--- What needs to be done ---
An exact reproduction of the data below is expected, free of images.

--- Available data ---
::::
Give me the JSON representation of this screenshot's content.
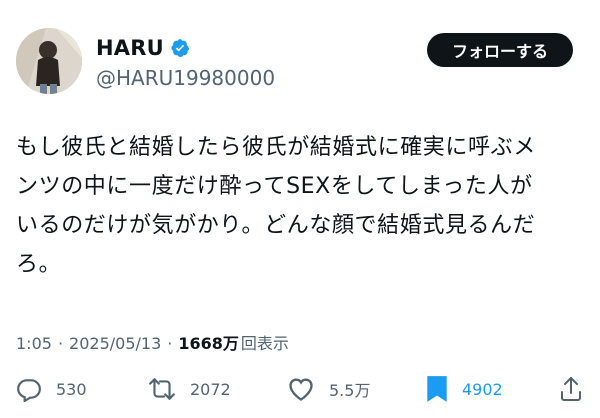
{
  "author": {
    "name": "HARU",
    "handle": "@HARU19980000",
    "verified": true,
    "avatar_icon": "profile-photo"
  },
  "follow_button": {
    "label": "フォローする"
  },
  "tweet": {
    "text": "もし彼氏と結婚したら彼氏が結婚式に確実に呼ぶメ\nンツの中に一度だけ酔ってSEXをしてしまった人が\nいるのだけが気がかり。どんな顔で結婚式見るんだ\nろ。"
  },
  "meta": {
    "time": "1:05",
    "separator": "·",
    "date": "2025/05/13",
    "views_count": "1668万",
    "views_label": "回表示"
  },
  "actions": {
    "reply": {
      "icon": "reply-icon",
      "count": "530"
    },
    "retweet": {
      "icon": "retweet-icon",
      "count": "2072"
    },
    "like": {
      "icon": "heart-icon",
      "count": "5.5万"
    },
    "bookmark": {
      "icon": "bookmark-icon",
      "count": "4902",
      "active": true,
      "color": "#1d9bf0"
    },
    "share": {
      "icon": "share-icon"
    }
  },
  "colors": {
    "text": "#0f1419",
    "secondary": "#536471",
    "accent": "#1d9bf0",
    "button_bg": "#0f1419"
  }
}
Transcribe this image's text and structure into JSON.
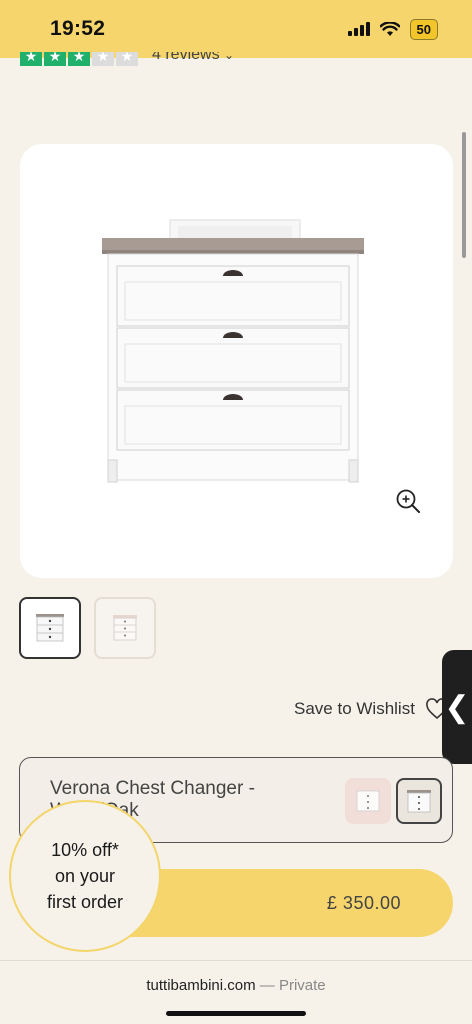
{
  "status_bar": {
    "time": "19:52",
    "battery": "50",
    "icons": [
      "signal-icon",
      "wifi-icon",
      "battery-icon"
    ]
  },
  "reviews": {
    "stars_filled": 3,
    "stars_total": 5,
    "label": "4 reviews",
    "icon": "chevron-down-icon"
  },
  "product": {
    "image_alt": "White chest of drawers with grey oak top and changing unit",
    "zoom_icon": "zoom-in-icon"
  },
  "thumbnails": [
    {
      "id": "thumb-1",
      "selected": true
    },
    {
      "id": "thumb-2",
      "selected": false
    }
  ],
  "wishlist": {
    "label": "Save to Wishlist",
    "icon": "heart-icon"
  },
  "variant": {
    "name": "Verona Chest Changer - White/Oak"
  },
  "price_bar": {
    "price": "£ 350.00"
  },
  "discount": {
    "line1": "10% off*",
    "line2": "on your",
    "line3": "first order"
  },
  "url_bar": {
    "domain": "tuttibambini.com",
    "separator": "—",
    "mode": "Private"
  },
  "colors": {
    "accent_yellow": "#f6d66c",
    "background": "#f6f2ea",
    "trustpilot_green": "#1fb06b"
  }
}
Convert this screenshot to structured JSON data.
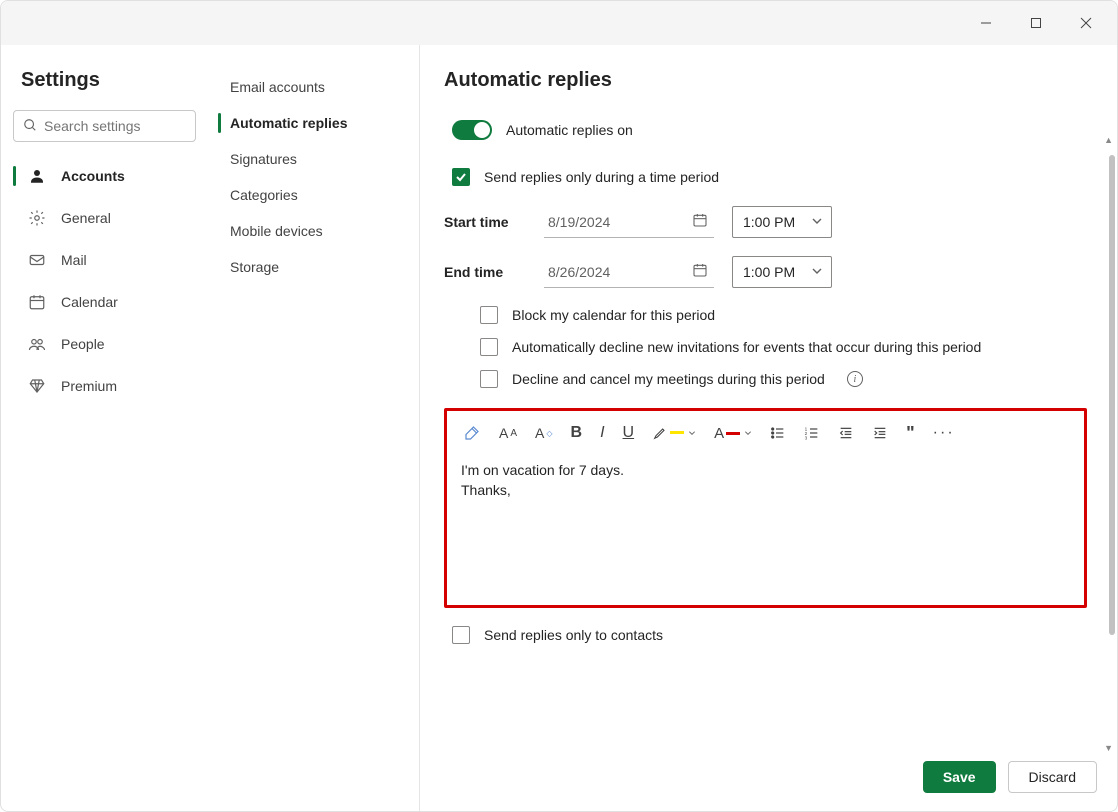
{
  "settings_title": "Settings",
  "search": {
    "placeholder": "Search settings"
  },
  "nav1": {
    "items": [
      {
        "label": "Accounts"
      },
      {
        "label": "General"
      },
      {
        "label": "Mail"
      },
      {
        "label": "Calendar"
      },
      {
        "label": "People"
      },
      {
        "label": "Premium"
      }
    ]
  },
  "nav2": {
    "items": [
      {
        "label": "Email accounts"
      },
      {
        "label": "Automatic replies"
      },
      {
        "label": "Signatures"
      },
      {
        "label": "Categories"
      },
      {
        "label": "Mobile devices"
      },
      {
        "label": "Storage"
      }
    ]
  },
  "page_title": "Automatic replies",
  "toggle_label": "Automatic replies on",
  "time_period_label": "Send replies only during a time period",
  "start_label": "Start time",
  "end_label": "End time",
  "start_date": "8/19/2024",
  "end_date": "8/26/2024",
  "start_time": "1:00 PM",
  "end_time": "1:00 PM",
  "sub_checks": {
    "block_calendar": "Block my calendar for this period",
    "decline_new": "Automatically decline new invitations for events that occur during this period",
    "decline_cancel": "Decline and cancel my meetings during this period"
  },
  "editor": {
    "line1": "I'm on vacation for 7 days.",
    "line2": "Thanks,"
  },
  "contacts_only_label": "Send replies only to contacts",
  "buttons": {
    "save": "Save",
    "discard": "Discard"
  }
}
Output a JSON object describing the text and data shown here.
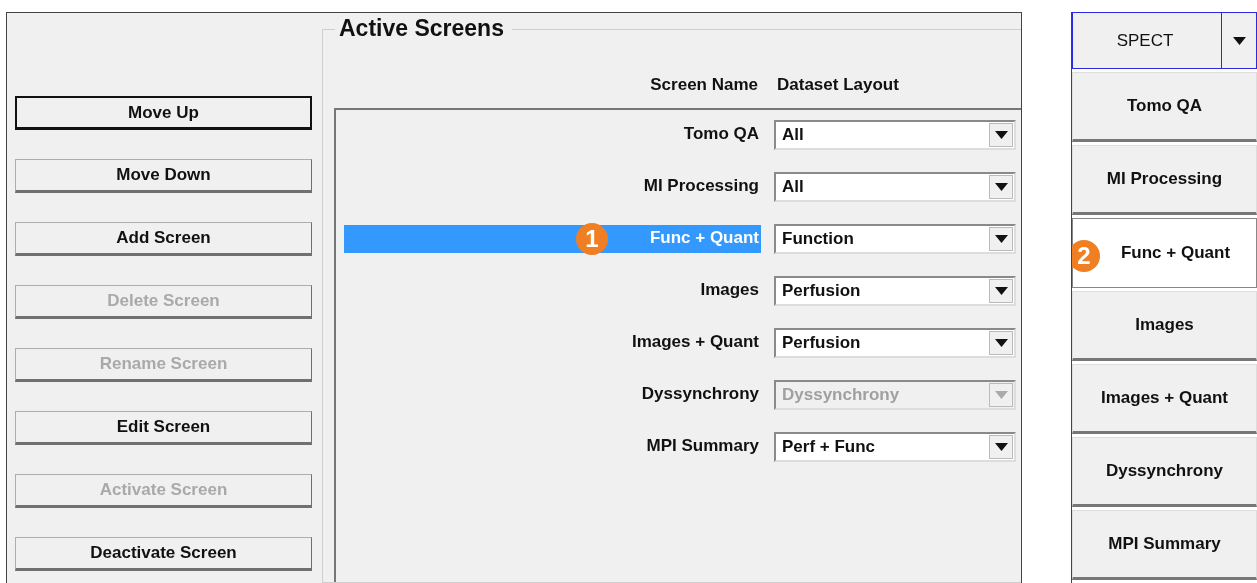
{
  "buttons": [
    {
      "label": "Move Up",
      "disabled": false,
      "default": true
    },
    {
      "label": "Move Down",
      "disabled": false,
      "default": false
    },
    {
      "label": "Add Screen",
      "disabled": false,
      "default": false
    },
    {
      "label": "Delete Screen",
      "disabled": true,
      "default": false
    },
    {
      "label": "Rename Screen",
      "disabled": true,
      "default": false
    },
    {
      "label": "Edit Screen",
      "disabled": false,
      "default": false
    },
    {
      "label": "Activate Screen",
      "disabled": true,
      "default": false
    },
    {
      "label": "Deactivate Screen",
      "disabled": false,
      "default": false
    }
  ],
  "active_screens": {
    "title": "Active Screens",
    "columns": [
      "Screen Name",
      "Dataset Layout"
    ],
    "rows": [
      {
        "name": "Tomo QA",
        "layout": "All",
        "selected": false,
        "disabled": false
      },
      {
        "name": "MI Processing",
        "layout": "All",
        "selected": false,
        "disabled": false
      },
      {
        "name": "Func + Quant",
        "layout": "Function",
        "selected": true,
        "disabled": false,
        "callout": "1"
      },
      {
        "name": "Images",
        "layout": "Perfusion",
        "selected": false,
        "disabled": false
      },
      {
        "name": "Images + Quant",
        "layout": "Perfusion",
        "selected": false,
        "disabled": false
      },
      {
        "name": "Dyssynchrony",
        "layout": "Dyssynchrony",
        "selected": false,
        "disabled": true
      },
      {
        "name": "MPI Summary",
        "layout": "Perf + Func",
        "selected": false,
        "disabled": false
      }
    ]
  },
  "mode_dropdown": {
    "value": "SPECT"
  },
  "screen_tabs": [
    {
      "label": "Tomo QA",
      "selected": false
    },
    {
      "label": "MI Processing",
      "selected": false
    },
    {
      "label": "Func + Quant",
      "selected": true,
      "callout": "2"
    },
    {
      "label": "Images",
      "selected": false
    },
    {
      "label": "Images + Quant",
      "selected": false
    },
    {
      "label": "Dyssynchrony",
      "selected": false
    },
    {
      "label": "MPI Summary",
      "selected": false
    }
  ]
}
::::
--- Response to the exercise ---
Give me the JSON representation of this screenshot's content.
{
  "author": {
    "name": "HARU",
    "handle": "@HARU19980000",
    "verified": true,
    "avatar_icon": "profile-photo"
  },
  "follow_button": {
    "label": "フォローする"
  },
  "tweet": {
    "text": "もし彼氏と結婚したら彼氏が結婚式に確実に呼ぶメ\nンツの中に一度だけ酔ってSEXをしてしまった人が\nいるのだけが気がかり。どんな顔で結婚式見るんだ\nろ。"
  },
  "meta": {
    "time": "1:05",
    "separator": "·",
    "date": "2025/05/13",
    "views_count": "1668万",
    "views_label": "回表示"
  },
  "actions": {
    "reply": {
      "icon": "reply-icon",
      "count": "530"
    },
    "retweet": {
      "icon": "retweet-icon",
      "count": "2072"
    },
    "like": {
      "icon": "heart-icon",
      "count": "5.5万"
    },
    "bookmark": {
      "icon": "bookmark-icon",
      "count": "4902",
      "active": true,
      "color": "#1d9bf0"
    },
    "share": {
      "icon": "share-icon"
    }
  },
  "colors": {
    "text": "#0f1419",
    "secondary": "#536471",
    "accent": "#1d9bf0",
    "button_bg": "#0f1419"
  }
}
Transcribe this image's text and structure into JSON.
{
  "status_bar": {
    "time": "19:52",
    "battery": "50",
    "icons": [
      "signal-icon",
      "wifi-icon",
      "battery-icon"
    ]
  },
  "reviews": {
    "stars_filled": 3,
    "stars_total": 5,
    "label": "4 reviews",
    "icon": "chevron-down-icon"
  },
  "product": {
    "image_alt": "White chest of drawers with grey oak top and changing unit",
    "zoom_icon": "zoom-in-icon"
  },
  "thumbnails": [
    {
      "id": "thumb-1",
      "selected": true
    },
    {
      "id": "thumb-2",
      "selected": false
    }
  ],
  "wishlist": {
    "label": "Save to Wishlist",
    "icon": "heart-icon"
  },
  "variant": {
    "name": "Verona Chest Changer - White/Oak"
  },
  "price_bar": {
    "price": "£ 350.00"
  },
  "discount": {
    "line1": "10% off*",
    "line2": "on your",
    "line3": "first order"
  },
  "url_bar": {
    "domain": "tuttibambini.com",
    "separator": "—",
    "mode": "Private"
  },
  "colors": {
    "accent_yellow": "#f6d66c",
    "background": "#f6f2ea",
    "trustpilot_green": "#1fb06b"
  }
}
Convert this screenshot to structured JSON data.
{
  "settings_title": "Settings",
  "search": {
    "placeholder": "Search settings"
  },
  "nav1": {
    "items": [
      {
        "label": "Accounts"
      },
      {
        "label": "General"
      },
      {
        "label": "Mail"
      },
      {
        "label": "Calendar"
      },
      {
        "label": "People"
      },
      {
        "label": "Premium"
      }
    ]
  },
  "nav2": {
    "items": [
      {
        "label": "Email accounts"
      },
      {
        "label": "Automatic replies"
      },
      {
        "label": "Signatures"
      },
      {
        "label": "Categories"
      },
      {
        "label": "Mobile devices"
      },
      {
        "label": "Storage"
      }
    ]
  },
  "page_title": "Automatic replies",
  "toggle_label": "Automatic replies on",
  "time_period_label": "Send replies only during a time period",
  "start_label": "Start time",
  "end_label": "End time",
  "start_date": "8/19/2024",
  "end_date": "8/26/2024",
  "start_time": "1:00 PM",
  "end_time": "1:00 PM",
  "sub_checks": {
    "block_calendar": "Block my calendar for this period",
    "decline_new": "Automatically decline new invitations for events that occur during this period",
    "decline_cancel": "Decline and cancel my meetings during this period"
  },
  "editor": {
    "line1": "I'm on vacation for 7 days.",
    "line2": "Thanks,"
  },
  "contacts_only_label": "Send replies only to contacts",
  "buttons": {
    "save": "Save",
    "discard": "Discard"
  }
}
Output a JSON object describing the text and data shown here.
{
  "buttons": [
    {
      "label": "Move Up",
      "disabled": false,
      "default": true
    },
    {
      "label": "Move Down",
      "disabled": false,
      "default": false
    },
    {
      "label": "Add Screen",
      "disabled": false,
      "default": false
    },
    {
      "label": "Delete Screen",
      "disabled": true,
      "default": false
    },
    {
      "label": "Rename Screen",
      "disabled": true,
      "default": false
    },
    {
      "label": "Edit Screen",
      "disabled": false,
      "default": false
    },
    {
      "label": "Activate Screen",
      "disabled": true,
      "default": false
    },
    {
      "label": "Deactivate Screen",
      "disabled": false,
      "default": false
    }
  ],
  "active_screens": {
    "title": "Active Screens",
    "columns": [
      "Screen Name",
      "Dataset Layout"
    ],
    "rows": [
      {
        "name": "Tomo QA",
        "layout": "All",
        "selected": false,
        "disabled": false
      },
      {
        "name": "MI Processing",
        "layout": "All",
        "selected": false,
        "disabled": false
      },
      {
        "name": "Func + Quant",
        "layout": "Function",
        "selected": true,
        "disabled": false,
        "callout": "1"
      },
      {
        "name": "Images",
        "layout": "Perfusion",
        "selected": false,
        "disabled": false
      },
      {
        "name": "Images + Quant",
        "layout": "Perfusion",
        "selected": false,
        "disabled": false
      },
      {
        "name": "Dyssynchrony",
        "layout": "Dyssynchrony",
        "selected": false,
        "disabled": true
      },
      {
        "name": "MPI Summary",
        "layout": "Perf + Func",
        "selected": false,
        "disabled": false
      }
    ]
  },
  "mode_dropdown": {
    "value": "SPECT"
  },
  "screen_tabs": [
    {
      "label": "Tomo QA",
      "selected": false
    },
    {
      "label": "MI Processing",
      "selected": false
    },
    {
      "label": "Func + Quant",
      "selected": true,
      "callout": "2"
    },
    {
      "label": "Images",
      "selected": false
    },
    {
      "label": "Images + Quant",
      "selected": false
    },
    {
      "label": "Dyssynchrony",
      "selected": false
    },
    {
      "label": "MPI Summary",
      "selected": false
    }
  ]
}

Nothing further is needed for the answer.